There are times like places: there is weather
the shape of moments. Dark afternoons
by a fire are Craster in the rain
and a pub they happened on, unlooked-for
and welcoming, while a North Sea gale
spat spume at the rattling windows.
And most August middays can take him
to the village in Sachsen-Anhalt,
its windows shuttered against the sun
and a hen sleeping in the dusty road,
the day they picked cherries in a garden
so quiet, they could hear each other breathe.
Nor can he ever be on a ferry,
looking back at a boat’s wake, and not think
of the still, glassy morning off the Hook,
when it dawned on him they didn’t talk
in sentences any more: didn’t need to,
each knowing what the other would say.
The worst was Aberdeen, when they walked
the length of Union Street not speaking,
choking up, glancing sideways at each other,
but never at the same time. Black cats
and windy bridges bring it all back,
eyes stinging. Yet even this memory
is dear to him, now that no place or weather
or time of day can happen to them both.
On clear winter nights, he scans the sky
for Orion’s three-starred belt, remembering
whose arms warmed him, the cold night
he first saw it, who told him its name.
It is that idea that place, as much as the people who occupy it, also vanishes with time. With this in mind, my husband and I took a drive through Colts Neck, the small township in New Jersey where I spent the first seventeen years of my life. My mother had a framed picture of our house on her wall in London; the house is still standing, but it is much altered, and I found myself wondering if we had come to the right house, even though I knew for certain it was the one. I would have stayed in the car, but Andrew, curious about the place I’d talked about for years, got out and rang the bell. And someone was home, a woman who had lived in the house for the past 26 years, which immediately cheered me – someone loved it enough to invest a good portion of her life there. She asked if I wanted to have a walk around the grounds, and I said yes, even though part of me wanted to drive away immediately. What was strange was the sense of confusion I had in a place I thought I would always be able to navigate, as I knew every blade of grass. But that is because my childhood home has been sealed in memory, and in the land of memory, nothing ever changes. But the memory bank for the house closed thirty years ago, and in real time, much has happened, people have got on with their lives. I found the only way I could really navigate the familiar alien terrain was by certain trees that were still standing; many had gone. But I came away thinking that as much as I remembered, I was not remembered. The house was not sentimental, it would hold whoever occupied it, the same floorboards would creek under different feet. The windowsill in my old room where I’d carved my initials had been certainly painted over years ago.

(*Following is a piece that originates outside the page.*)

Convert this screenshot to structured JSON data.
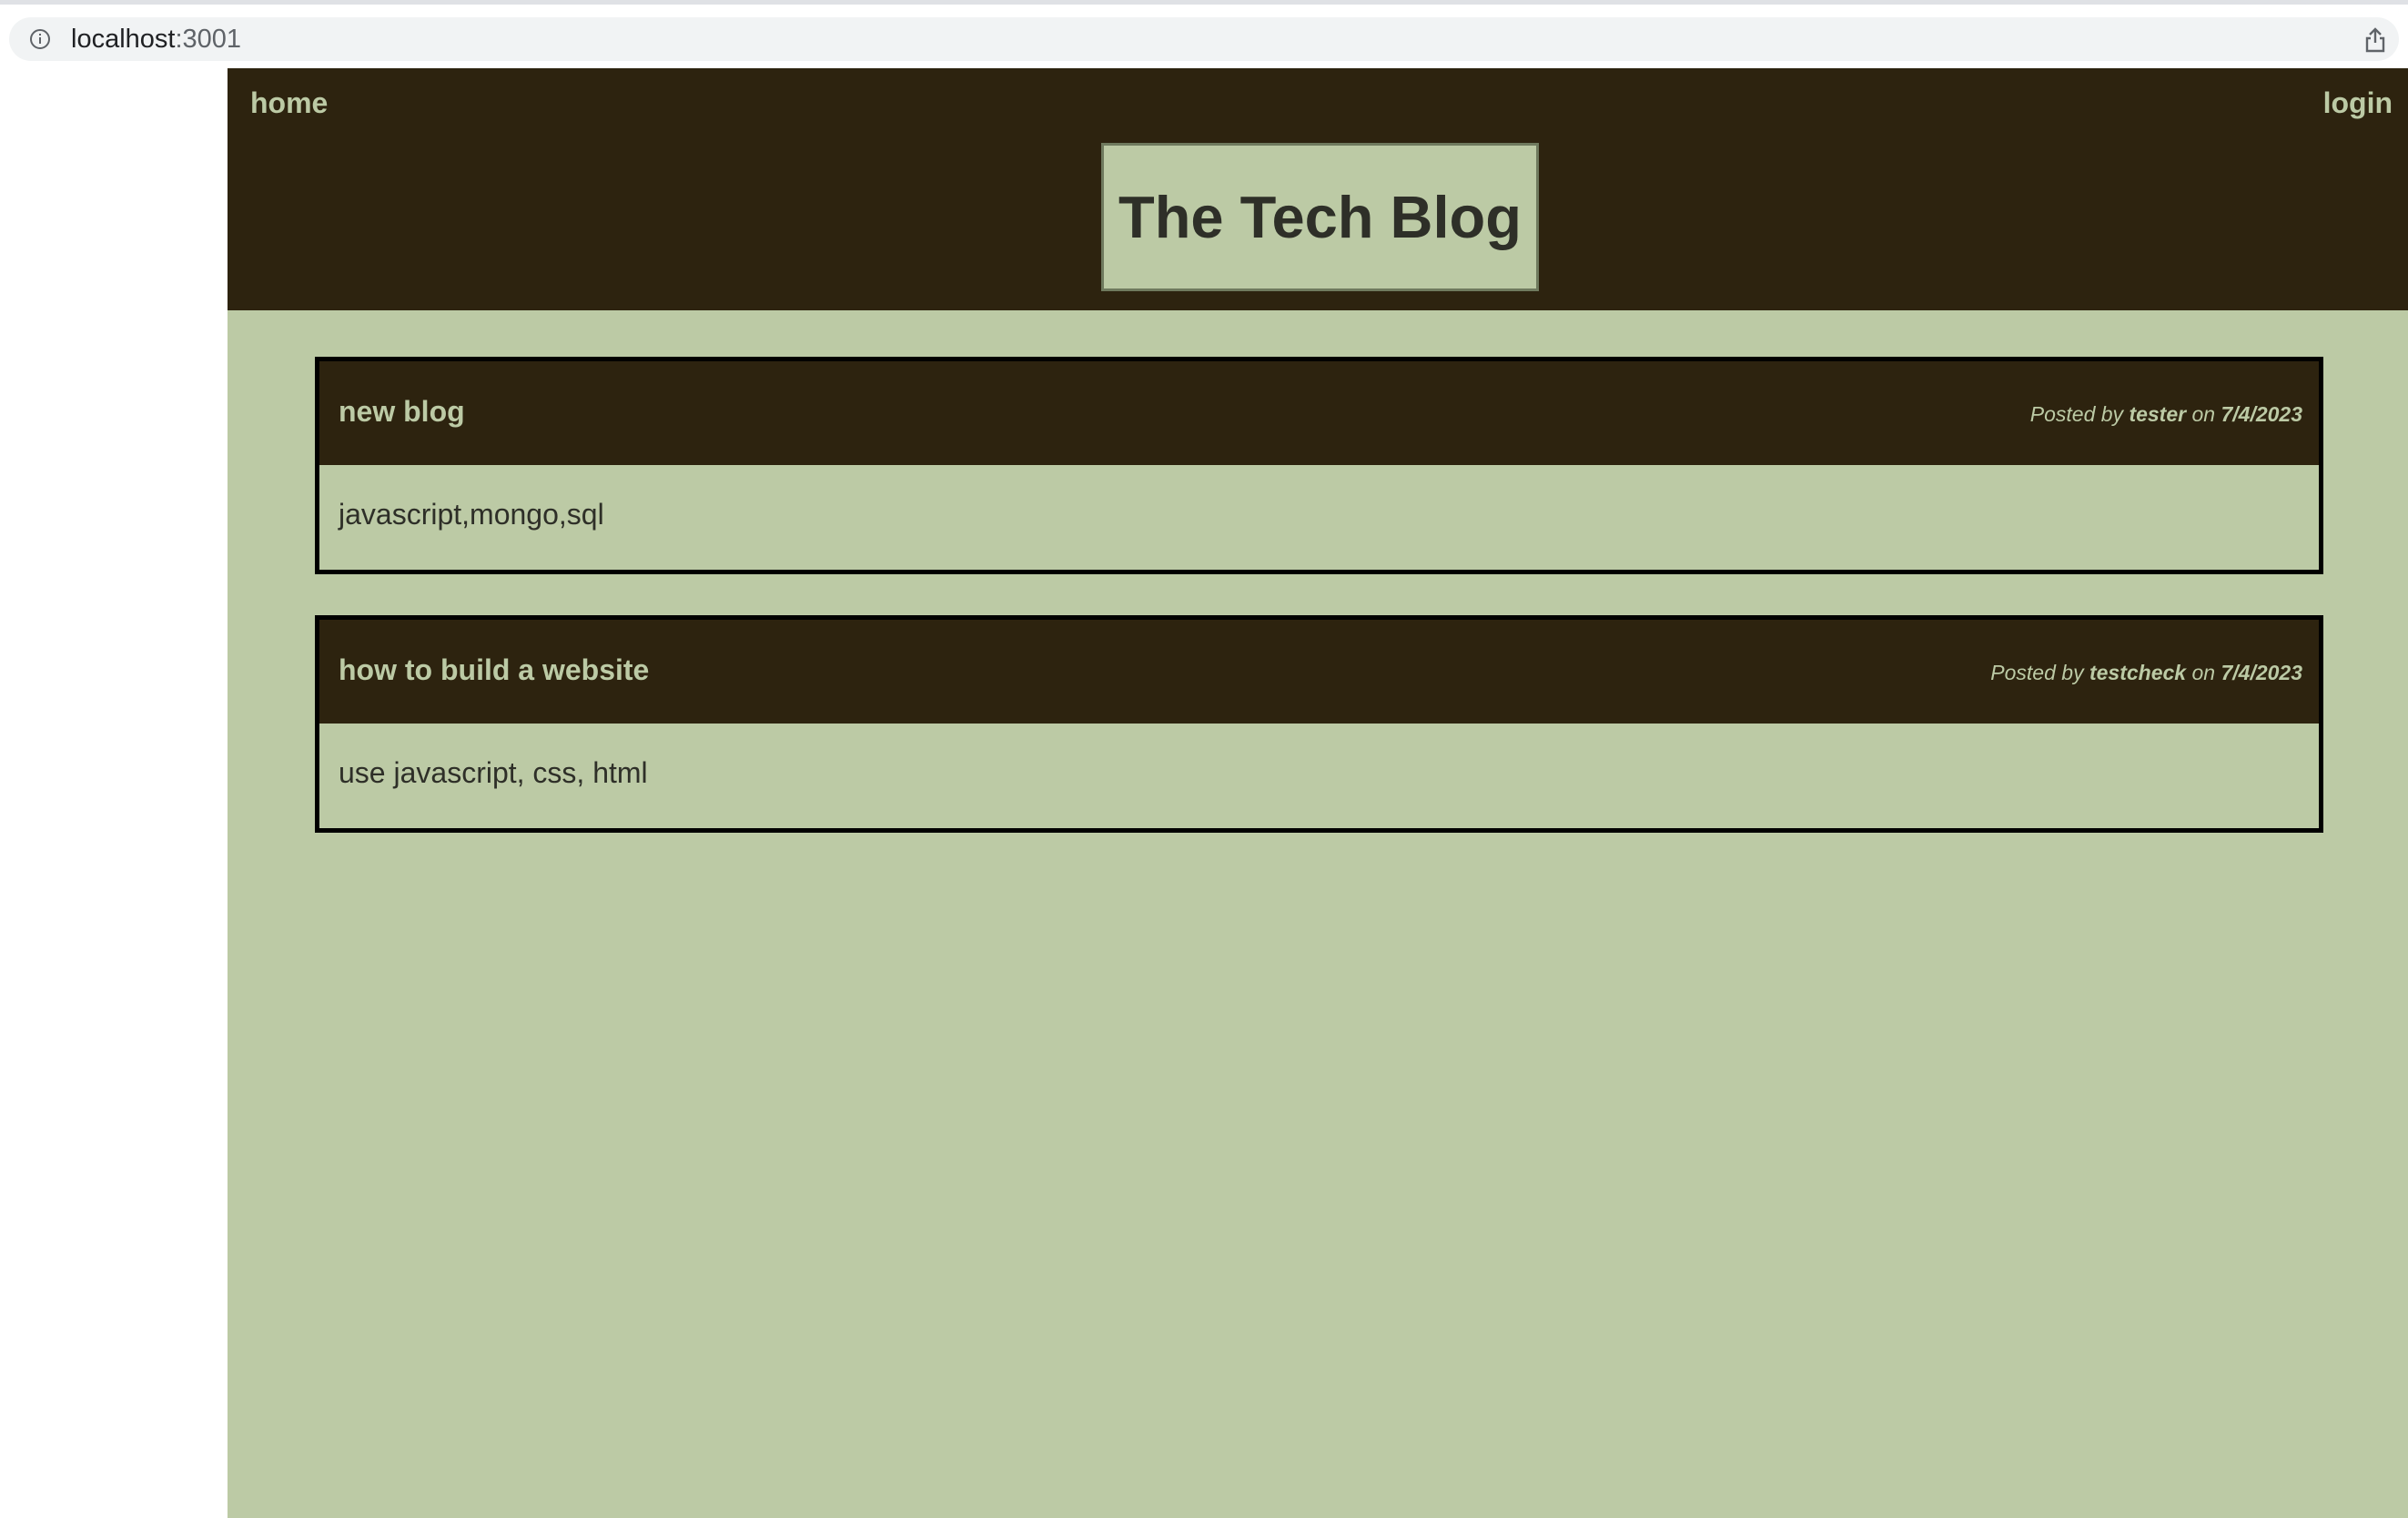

In her years in London she missed America terribly, the familiar air. As much as she always loved London, her memory of the city stretches back to the early 50s, and the many years she came with my father. The London I live in was sometimes difficult for her, as most cities are when you are older. She used to love the towpath along the Delaware and Raritan Canal, where she walked for many years. As I walked the towpath for the first time in many years, I thought about why we love places, why they become important to us. Canals are interesting places, a man-made intervention in the landscape created to connect one body of water to another. Longtime Hopewell resident Paul Muldoon has written about the canal, making the connection between himself, the Irish poet living in America, and the Irish navvies who dug the canal (many losing their lives in the process) nearly 150 years ago.
My mother just thought it was a pretty place to walk. And it is – the long towpath separating canal from river, so you feel as if you are on a island, isolated from the busy world around you. But it is also a place of connections: land to water, water to water. She didn’t know she’d be making the long journey over the ocean so late in life. I realised as I scattered more of her ashes on the towpath that I was bringing her home, to her invigorating air.